**Exercise**
Exactly the lines from the one containing "Enumerate this screenshot's" to the final line below should be output, and no others.

───── Dataset ─────

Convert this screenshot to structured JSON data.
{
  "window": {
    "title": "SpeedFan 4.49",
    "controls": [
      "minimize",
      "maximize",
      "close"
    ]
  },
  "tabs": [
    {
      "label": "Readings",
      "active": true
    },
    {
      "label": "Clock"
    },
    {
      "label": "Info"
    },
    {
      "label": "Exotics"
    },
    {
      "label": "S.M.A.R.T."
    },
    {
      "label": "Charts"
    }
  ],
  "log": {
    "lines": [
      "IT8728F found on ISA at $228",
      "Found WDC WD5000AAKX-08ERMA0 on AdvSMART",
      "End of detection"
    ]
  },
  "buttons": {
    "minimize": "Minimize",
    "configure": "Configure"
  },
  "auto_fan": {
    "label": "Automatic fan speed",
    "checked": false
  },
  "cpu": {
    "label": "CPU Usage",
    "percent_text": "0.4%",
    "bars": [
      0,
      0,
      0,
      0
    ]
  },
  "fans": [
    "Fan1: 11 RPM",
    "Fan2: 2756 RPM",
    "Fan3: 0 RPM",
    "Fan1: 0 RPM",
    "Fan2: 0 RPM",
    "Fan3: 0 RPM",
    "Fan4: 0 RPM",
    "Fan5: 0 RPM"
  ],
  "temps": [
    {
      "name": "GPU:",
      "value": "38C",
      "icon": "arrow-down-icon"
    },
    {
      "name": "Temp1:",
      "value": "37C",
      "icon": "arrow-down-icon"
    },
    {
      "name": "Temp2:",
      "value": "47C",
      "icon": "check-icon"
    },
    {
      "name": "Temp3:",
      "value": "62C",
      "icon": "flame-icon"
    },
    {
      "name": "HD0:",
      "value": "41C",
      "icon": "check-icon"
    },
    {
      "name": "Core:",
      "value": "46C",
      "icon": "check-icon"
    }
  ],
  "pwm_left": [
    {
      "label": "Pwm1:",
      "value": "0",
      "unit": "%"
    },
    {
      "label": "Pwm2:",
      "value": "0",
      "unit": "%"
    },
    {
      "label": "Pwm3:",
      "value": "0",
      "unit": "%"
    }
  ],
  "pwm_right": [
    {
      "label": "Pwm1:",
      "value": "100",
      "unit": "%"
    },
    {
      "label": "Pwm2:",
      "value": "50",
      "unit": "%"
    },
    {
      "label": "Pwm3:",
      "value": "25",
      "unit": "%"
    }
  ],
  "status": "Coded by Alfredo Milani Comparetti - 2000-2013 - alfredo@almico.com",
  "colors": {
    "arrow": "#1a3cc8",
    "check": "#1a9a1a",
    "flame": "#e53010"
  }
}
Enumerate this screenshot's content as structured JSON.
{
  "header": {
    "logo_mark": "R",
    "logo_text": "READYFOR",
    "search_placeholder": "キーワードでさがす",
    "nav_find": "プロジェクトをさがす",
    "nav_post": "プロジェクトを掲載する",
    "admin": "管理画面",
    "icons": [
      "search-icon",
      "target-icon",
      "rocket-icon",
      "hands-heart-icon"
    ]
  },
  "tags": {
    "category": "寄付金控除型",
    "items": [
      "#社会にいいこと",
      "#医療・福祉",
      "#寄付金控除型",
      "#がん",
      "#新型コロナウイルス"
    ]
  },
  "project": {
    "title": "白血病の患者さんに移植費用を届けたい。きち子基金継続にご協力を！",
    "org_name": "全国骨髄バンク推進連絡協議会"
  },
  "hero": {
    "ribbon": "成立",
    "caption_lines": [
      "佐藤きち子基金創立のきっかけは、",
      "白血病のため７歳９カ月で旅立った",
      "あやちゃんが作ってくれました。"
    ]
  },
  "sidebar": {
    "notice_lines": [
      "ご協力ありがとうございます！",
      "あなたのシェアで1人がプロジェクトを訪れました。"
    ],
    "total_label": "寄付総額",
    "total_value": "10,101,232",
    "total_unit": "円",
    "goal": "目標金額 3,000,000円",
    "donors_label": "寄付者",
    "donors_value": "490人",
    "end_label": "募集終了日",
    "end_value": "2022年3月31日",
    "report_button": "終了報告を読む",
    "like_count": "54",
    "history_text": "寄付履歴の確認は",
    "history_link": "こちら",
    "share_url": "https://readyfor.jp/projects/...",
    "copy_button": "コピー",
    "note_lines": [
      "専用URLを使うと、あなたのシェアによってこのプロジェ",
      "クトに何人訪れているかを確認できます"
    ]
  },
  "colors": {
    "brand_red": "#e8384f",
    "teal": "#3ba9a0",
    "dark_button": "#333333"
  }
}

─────

**Worked solution**
Enumerate this screenshot's content as structured JSON.
{
  "header": {
    "logo_mark": "R",
    "logo_text": "READYFOR",
    "search_placeholder": "キーワードでさがす",
    "nav_find": "プロジェクトをさがす",
    "nav_post": "プロジェクトを掲載する",
    "admin": "管理画面",
    "icons": [
      "search-icon",
      "target-icon",
      "rocket-icon",
      "hands-heart-icon"
    ]
  },
  "tags": {
    "category": "寄付金控除型",
    "items": [
      "#社会にいいこと",
      "#医療・福祉",
      "#寄付金控除型",
      "#がん",
      "#新型コロナウイルス"
    ]
  },
  "project": {
    "title": "白血病の患者さんに移植費用を届けたい。きち子基金継続にご協力を！",
    "org_name": "全国骨髄バンク推進連絡協議会"
  },
  "hero": {
    "ribbon": "成立",
    "caption_lines": [
      "佐藤きち子基金創立のきっかけは、",
      "白血病のため７歳９カ月で旅立った",
      "あやちゃんが作ってくれました。"
    ]
  },
  "sidebar": {
    "notice_lines": [
      "ご協力ありがとうございます！",
      "あなたのシェアで1人がプロジェクトを訪れました。"
    ],
    "total_label": "寄付総額",
    "total_value": "10,101,232",
    "total_unit": "円",
    "goal": "目標金額 3,000,000円",
    "donors_label": "寄付者",
    "donors_value": "490人",
    "end_label": "募集終了日",
    "end_value": "2022年3月31日",
    "report_button": "終了報告を読む",
    "like_count": "54",
    "history_text": "寄付履歴の確認は",
    "history_link": "こちら",
    "share_url": "https://readyfor.jp/projects/...",
    "copy_button": "コピー",
    "note_lines": [
      "専用URLを使うと、あなたのシェアによってこのプロジェ",
      "クトに何人訪れているかを確認できます"
    ]
  },
  "colors": {
    "brand_red": "#e8384f",
    "teal": "#3ba9a0",
    "dark_button": "#333333"
  }
}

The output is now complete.